Awards: Nom. for 4 Golden Horses – Best Supporting Actor, Best Art Direction, Best Makeup & Costume Design, Best Visual Effects
Source: Batrax Entertainment
Subject Matter: Moderate
Narrative Style: Slightly Complex
Audience Type: Mainstream
(Reviewed in theatres – first published 22 Jun 2008)
The “Battle of the Red Cliff” is one of the most significant chapters in one of the greatest literary Chinese novels of all time – “The Romance of the Three Kingdoms”. From print to screen, veteran Hong Kong filmmaker John Woo has finally realized his filmmaking ambitions after more than two decades.
Since the 1980s, Woo has been an influential figure in Hong Kong cinema, directing several crime pictures with actor Chow Yun Fat such as Hard Boiled and The Killer. His Hollywood ventures in the late 1990s were mixed, from the stylish action-thriller Face/Off to the awful sci-fi actioner Paycheck.
With a record breaking US$80 million budget and a crew of thousands, Woo now has the financial muscle to direct the most ambitious movie on Chinese history since Bernardo Bertolucci’s Oscar-winning The Last Emperor in 1987.
Red Cliff is filmed in two parts, the second episode to be released early 2009. With a story of such enormous complexity, it’s a shrewd tactic by Woo. Fans of the “Three Kingdoms” novel will be delighted with Red Cliff; the film is mostly faithful to its literary text, and gives its characters the proper development.
The battle sequences are plentiful and often last longer than expected. They bear the trademark of Woo’s unique action style – slow-motion fights that are violent and bloody which somewhat pushes the limits of its NC16 rating. Some of the most fascinating aspects of the battles lie in the scheming tactics of the two armies.
“We must fight even if we cannot win.”
Credit to Woo and some astonishing CGI wizardry, these are accomplished with stunning results. The drama in Red Cliff is also excellent; insightful humor and quiet, romantic scenes help to ensure that the film has its moments of tenderness and beauty (a rarely observed aspect of Woo’s films).
The cast features a mix of newcomers and veteran actors including Tony Leung and Lin Chiling. Most of them meet expectations though none of them stand out. There are two extraordinary sequences in Red Cliff – the thirty-minute ‘bagua formation’ ambush sequence, and during the final ten minutes when a CGI-ed tracking shot of a white bird (a John Woo trademark) flies from friendly to enemy territory, soaring across thousands of naval ships.
The music by Taro Iwashiro in Red Cliff is thus far the best of 2008, offering captivating themes that blend well with the visual splendor. I’m not surprised if it gets nominated for an Oscar for Best Original Score (as if it would).

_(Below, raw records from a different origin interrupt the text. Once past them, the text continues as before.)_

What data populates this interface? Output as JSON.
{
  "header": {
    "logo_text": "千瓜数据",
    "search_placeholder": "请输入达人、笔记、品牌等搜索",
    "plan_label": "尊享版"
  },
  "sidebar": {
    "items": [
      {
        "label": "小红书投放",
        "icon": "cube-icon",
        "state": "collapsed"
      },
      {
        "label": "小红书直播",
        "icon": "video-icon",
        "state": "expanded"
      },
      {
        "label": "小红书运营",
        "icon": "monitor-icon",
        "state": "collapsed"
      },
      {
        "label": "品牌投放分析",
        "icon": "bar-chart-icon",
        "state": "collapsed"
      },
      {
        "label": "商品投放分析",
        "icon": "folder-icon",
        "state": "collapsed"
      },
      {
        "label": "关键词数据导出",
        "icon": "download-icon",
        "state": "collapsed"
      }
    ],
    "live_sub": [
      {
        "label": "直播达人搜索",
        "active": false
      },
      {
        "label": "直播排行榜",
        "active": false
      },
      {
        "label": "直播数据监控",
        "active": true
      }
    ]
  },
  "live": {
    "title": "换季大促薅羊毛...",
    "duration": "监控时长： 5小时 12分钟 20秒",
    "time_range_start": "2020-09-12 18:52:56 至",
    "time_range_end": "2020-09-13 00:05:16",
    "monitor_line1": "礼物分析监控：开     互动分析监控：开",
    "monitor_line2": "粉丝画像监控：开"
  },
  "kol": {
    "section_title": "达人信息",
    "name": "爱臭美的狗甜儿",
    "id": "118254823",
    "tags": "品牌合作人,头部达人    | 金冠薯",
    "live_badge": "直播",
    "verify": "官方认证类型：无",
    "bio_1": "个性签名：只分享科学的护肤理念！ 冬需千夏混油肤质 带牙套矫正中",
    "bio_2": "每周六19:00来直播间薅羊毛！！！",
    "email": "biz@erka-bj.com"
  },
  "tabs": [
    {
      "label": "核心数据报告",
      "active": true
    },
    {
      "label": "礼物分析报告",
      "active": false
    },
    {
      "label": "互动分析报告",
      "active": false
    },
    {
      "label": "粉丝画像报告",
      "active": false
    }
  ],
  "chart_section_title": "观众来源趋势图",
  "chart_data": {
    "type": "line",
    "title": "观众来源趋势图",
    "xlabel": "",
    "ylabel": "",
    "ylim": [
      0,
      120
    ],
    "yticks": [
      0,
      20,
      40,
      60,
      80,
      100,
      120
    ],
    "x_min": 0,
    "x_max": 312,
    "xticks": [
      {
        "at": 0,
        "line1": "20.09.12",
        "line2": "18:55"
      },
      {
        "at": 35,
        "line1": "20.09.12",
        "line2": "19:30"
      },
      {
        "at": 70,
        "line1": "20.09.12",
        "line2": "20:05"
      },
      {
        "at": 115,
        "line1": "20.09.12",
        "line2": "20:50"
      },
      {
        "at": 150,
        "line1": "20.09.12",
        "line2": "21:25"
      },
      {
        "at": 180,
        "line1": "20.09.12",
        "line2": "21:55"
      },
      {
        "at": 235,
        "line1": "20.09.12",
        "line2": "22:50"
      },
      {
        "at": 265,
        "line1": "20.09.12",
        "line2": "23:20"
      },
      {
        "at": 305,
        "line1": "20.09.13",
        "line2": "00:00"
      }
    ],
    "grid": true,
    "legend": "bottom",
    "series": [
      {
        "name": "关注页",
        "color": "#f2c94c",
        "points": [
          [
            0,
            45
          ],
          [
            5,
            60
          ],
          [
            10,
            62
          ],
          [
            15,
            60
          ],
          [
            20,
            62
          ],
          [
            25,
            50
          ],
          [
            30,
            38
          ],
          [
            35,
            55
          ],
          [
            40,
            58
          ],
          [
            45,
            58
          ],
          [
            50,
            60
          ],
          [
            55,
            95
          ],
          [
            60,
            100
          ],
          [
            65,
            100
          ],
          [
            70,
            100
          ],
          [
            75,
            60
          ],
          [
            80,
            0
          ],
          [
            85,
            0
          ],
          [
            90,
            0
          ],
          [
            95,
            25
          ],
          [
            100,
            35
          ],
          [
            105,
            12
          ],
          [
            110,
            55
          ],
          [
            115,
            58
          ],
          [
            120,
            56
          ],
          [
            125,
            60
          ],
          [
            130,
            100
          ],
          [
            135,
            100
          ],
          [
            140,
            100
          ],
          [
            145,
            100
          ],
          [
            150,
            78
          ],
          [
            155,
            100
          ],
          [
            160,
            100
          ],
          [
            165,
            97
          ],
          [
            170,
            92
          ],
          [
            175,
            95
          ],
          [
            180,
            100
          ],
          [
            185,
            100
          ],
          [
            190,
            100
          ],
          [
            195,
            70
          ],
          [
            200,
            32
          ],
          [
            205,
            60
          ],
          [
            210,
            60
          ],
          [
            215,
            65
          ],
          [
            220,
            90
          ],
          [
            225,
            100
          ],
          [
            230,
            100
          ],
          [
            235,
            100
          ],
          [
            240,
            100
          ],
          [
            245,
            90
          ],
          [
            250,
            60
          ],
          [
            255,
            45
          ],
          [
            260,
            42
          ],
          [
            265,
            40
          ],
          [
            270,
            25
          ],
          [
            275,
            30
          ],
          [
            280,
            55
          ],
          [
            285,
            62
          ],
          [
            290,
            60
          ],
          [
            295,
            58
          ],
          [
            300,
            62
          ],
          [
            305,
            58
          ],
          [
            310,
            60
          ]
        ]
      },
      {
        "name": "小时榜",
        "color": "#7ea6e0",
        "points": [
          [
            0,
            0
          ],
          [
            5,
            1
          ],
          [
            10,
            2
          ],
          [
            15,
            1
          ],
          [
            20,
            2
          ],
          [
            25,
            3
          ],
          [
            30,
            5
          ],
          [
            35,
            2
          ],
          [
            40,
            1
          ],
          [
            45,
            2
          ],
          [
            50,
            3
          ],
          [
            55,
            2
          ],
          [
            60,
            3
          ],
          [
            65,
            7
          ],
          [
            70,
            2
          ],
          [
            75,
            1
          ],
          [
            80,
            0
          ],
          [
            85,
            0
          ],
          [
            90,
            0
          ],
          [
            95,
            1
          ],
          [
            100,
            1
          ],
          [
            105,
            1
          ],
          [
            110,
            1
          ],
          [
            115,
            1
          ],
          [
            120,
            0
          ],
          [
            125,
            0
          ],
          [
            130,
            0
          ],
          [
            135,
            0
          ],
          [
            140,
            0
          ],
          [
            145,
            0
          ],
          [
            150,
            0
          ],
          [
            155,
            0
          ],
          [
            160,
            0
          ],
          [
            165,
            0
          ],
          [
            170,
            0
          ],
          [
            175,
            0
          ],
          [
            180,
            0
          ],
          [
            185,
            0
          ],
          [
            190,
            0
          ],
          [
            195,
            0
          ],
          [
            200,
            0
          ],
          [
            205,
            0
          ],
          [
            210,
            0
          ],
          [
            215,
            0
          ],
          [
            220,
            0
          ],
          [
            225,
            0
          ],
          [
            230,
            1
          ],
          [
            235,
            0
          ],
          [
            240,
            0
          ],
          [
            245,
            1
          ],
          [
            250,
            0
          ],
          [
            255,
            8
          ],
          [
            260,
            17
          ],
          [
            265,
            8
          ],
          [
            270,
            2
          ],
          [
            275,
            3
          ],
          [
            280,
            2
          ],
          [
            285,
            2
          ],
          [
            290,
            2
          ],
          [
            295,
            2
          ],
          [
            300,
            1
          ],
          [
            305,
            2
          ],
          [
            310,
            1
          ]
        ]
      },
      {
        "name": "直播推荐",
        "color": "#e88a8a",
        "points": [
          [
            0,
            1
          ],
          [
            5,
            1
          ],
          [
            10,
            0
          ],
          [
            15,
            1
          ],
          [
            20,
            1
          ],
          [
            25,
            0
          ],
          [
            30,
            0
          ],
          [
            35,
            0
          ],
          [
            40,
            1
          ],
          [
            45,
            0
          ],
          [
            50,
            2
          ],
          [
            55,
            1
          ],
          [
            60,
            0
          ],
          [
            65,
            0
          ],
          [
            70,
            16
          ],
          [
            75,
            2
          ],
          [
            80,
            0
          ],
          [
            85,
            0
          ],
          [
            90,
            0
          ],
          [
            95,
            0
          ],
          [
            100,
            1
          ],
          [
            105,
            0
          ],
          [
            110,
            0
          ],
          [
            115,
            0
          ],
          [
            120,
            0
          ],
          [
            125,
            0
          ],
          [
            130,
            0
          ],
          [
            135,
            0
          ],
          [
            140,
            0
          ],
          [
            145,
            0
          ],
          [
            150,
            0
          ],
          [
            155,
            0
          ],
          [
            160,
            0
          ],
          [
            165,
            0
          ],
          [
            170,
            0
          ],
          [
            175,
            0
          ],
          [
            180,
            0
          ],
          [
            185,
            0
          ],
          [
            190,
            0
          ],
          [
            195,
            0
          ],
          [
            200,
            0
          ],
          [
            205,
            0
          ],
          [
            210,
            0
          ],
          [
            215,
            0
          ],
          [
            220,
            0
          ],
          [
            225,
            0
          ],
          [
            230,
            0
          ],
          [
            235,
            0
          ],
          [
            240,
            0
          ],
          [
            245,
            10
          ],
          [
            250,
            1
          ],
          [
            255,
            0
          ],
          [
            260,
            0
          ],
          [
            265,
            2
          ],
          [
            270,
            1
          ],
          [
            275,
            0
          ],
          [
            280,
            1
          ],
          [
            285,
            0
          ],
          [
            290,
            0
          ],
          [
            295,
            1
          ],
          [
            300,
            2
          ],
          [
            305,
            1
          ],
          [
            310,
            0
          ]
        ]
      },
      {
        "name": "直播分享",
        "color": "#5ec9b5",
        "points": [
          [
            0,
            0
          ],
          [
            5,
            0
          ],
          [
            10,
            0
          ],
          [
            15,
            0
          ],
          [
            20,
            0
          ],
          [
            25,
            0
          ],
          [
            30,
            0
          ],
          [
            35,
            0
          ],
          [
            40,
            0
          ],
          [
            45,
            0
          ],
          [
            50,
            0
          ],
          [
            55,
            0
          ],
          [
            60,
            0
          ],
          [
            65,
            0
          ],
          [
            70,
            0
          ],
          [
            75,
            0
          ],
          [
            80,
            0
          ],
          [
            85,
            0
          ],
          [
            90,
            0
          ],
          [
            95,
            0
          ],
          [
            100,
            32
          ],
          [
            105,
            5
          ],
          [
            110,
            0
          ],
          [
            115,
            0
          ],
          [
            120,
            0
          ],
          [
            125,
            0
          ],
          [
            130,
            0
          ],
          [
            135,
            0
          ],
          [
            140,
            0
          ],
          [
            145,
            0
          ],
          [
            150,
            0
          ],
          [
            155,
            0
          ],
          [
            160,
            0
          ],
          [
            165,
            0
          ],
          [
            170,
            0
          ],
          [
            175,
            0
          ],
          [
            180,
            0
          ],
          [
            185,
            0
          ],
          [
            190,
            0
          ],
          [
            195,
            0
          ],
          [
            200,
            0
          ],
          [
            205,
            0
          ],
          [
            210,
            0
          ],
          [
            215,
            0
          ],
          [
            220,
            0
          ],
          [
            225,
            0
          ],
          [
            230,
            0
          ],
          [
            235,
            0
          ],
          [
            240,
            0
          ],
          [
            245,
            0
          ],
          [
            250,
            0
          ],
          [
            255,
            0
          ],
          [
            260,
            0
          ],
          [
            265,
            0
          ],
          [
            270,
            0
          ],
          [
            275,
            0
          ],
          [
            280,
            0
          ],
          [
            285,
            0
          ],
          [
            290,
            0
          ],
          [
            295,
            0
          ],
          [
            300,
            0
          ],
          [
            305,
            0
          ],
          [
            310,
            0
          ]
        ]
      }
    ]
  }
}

Red Cliff reminds of Akira Kurosawa’s Kagemusha, with its epic scale of story and battle tactics. In fact, I dare say it’s a better film than Kurosawa’s work though it is less accomplished artistically. John Woo has done a remarkable job for Red Cliff considering it is his first foray into the war epic genre. It is certainly worth the wait and hype.